Start of Supplied data
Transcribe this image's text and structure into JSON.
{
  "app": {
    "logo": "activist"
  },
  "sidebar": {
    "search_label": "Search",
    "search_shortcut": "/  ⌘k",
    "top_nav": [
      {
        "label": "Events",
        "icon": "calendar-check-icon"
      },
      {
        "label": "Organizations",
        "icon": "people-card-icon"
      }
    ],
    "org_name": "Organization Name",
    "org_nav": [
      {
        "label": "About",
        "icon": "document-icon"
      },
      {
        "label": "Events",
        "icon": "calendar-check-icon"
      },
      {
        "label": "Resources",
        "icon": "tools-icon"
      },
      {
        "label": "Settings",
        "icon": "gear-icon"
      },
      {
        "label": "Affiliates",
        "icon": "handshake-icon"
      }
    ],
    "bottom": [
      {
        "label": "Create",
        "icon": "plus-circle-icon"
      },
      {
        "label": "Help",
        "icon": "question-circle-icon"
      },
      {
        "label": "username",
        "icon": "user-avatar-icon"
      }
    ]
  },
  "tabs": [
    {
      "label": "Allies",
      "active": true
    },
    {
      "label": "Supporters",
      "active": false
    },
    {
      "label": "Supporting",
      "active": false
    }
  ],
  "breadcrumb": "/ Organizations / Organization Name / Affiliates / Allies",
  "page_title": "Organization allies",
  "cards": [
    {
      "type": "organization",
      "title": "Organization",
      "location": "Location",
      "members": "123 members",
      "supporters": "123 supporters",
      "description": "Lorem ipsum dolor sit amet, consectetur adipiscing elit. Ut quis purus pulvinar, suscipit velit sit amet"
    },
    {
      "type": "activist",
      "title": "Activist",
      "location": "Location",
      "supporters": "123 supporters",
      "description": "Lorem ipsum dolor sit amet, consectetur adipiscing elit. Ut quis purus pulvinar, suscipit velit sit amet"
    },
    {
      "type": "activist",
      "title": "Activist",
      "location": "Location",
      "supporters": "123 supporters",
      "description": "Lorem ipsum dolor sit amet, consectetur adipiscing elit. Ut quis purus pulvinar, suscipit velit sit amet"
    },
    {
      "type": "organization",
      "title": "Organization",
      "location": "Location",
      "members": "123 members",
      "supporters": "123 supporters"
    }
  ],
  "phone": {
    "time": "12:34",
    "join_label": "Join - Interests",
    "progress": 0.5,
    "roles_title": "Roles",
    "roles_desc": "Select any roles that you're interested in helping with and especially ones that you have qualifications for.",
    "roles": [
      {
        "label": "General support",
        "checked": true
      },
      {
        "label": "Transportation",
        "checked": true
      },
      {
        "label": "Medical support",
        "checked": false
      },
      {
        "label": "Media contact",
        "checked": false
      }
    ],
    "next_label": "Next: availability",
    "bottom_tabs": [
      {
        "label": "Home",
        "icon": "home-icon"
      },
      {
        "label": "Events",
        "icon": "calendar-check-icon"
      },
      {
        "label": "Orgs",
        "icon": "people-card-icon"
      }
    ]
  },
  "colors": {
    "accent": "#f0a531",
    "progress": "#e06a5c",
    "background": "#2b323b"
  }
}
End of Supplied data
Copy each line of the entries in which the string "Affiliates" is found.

        "label": "Affiliates",
  "breadcrumb": "/ Organizations / Organization Name / Affiliates / Allies",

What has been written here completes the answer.